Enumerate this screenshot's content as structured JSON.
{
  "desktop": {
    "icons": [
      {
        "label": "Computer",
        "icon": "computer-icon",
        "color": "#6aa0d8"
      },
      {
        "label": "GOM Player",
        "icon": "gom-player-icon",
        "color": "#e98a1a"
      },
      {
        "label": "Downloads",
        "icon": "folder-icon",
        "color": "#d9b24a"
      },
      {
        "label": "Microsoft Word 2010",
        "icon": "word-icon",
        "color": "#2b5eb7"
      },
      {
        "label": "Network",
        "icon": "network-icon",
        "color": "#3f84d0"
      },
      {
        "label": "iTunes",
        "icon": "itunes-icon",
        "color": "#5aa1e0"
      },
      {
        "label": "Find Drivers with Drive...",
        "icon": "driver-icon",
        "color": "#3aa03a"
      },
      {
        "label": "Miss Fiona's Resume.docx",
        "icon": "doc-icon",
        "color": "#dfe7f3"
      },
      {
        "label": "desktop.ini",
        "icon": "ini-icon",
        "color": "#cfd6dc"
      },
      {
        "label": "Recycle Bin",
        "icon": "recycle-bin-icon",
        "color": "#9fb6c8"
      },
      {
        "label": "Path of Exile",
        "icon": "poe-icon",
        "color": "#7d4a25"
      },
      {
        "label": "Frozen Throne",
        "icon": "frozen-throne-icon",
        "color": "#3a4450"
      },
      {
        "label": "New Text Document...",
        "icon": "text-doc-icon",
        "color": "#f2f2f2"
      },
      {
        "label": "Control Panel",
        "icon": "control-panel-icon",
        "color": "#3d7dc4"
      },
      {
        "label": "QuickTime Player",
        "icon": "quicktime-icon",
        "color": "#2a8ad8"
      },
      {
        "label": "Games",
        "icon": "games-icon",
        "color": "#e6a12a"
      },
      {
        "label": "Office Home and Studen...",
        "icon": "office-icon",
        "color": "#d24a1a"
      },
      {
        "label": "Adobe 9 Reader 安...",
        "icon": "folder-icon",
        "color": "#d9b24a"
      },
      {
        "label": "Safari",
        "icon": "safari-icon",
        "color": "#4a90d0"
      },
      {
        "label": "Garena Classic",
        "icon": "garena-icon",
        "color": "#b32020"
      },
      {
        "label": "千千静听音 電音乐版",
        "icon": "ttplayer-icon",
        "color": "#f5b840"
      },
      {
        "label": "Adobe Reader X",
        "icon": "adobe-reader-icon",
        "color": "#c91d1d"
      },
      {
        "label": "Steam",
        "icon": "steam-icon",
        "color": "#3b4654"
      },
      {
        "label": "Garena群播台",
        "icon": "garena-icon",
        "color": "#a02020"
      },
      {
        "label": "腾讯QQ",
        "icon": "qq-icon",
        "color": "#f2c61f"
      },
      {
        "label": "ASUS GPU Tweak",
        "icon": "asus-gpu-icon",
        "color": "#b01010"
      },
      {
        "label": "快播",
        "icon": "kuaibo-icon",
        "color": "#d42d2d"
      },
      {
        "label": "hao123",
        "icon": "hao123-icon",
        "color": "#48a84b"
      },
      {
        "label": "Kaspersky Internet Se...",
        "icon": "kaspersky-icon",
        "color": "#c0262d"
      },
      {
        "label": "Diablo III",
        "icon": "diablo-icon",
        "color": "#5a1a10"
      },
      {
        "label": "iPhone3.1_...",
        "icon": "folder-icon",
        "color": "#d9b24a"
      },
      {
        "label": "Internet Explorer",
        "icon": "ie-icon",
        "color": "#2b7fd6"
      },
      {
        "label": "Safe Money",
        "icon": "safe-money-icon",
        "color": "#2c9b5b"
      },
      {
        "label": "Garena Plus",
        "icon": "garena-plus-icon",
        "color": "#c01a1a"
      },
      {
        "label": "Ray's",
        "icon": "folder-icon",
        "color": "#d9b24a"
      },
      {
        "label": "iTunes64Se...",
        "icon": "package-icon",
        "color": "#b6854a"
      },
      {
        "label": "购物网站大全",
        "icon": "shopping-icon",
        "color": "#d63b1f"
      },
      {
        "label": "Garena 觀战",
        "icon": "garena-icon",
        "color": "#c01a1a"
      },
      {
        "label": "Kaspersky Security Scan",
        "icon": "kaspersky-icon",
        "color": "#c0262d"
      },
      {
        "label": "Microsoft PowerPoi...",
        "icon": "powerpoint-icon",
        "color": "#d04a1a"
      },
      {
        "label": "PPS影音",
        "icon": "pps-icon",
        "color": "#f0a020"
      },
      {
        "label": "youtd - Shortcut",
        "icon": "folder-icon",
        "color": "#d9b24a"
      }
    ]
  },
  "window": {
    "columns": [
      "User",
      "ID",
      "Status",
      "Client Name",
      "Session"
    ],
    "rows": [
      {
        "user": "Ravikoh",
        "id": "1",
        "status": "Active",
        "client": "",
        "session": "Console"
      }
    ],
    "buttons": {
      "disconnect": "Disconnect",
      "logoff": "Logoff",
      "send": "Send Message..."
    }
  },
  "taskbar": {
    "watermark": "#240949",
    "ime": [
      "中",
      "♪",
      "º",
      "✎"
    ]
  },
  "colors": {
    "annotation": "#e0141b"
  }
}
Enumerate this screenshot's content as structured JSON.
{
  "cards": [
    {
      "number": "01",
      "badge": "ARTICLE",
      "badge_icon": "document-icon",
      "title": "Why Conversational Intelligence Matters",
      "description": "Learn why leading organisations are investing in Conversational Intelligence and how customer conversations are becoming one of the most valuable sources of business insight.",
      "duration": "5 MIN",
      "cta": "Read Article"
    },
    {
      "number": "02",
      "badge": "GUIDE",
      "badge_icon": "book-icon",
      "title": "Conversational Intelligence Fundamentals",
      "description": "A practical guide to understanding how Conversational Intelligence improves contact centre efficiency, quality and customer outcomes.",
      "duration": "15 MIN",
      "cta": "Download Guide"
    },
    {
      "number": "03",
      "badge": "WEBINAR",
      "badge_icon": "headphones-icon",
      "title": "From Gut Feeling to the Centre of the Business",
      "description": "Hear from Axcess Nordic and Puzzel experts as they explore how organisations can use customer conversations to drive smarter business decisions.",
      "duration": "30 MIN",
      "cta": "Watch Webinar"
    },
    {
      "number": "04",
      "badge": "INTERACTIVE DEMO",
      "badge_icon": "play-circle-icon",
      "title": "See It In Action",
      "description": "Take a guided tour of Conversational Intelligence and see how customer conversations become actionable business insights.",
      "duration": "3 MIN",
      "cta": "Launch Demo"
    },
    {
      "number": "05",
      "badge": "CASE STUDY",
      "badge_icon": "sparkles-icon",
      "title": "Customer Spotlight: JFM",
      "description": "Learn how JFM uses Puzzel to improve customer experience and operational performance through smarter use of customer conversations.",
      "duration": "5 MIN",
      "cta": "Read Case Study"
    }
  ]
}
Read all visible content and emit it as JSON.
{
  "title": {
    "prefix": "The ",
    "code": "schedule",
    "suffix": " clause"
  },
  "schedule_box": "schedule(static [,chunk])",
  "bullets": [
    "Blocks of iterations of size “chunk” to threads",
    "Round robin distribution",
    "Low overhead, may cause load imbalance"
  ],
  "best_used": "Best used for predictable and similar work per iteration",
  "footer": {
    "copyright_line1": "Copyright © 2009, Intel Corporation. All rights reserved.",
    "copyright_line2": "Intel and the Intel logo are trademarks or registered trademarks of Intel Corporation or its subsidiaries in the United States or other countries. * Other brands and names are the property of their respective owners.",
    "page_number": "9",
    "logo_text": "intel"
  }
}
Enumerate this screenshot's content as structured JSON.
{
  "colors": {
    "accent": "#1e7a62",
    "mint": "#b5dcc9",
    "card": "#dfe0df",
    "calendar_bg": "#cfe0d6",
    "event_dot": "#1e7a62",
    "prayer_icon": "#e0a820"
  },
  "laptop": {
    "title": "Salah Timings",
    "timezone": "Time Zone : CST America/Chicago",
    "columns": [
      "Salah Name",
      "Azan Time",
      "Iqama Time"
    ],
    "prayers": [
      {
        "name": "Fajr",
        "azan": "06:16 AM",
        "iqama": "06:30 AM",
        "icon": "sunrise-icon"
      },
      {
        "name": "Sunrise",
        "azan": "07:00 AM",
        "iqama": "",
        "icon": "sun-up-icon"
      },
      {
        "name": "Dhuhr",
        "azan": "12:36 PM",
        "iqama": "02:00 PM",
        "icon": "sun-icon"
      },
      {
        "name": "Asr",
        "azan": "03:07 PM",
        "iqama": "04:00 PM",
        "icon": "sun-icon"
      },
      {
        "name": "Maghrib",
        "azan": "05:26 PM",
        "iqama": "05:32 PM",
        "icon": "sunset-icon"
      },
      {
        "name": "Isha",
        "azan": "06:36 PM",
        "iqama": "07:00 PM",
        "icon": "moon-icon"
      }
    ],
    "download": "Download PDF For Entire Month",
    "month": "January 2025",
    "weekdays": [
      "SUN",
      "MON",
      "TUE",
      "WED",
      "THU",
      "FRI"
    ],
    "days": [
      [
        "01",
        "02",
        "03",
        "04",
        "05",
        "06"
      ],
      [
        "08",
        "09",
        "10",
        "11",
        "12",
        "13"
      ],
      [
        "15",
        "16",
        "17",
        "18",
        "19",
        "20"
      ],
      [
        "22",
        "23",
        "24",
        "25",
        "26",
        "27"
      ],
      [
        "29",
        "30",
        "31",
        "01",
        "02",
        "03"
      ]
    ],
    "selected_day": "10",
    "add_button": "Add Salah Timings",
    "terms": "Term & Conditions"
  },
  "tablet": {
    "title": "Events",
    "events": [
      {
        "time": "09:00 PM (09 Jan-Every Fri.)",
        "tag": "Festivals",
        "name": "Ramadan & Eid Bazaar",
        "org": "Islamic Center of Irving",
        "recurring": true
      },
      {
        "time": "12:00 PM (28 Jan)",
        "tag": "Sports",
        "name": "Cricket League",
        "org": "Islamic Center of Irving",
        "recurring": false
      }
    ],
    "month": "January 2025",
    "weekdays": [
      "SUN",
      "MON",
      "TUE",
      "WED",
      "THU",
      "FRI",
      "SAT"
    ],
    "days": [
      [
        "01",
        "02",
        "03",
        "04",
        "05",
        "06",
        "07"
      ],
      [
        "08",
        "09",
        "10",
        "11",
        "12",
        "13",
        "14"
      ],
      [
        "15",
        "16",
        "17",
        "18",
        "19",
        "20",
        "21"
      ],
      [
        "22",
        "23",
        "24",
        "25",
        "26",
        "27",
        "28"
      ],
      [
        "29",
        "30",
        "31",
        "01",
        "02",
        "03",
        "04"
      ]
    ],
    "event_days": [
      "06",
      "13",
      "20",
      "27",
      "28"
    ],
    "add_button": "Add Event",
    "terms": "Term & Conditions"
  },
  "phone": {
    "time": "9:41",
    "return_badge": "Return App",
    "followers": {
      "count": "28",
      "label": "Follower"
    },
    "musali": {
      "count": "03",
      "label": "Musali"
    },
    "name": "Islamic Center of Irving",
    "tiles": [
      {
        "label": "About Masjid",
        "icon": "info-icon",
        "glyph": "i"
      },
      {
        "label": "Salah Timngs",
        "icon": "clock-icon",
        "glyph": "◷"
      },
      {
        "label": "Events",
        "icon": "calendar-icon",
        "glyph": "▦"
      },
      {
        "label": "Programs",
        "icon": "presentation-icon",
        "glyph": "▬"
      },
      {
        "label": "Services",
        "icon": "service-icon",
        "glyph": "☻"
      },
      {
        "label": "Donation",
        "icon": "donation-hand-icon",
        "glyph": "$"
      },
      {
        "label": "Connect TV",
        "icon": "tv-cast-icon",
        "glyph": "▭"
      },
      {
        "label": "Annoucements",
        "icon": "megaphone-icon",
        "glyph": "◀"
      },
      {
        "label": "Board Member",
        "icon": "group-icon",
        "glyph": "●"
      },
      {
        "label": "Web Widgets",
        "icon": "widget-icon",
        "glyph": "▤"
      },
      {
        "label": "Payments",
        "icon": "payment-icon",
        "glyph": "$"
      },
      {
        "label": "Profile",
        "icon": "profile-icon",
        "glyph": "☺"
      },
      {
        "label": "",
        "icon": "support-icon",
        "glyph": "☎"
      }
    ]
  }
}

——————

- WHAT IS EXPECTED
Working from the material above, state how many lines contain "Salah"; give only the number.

- EXERCISE RESPONSE
4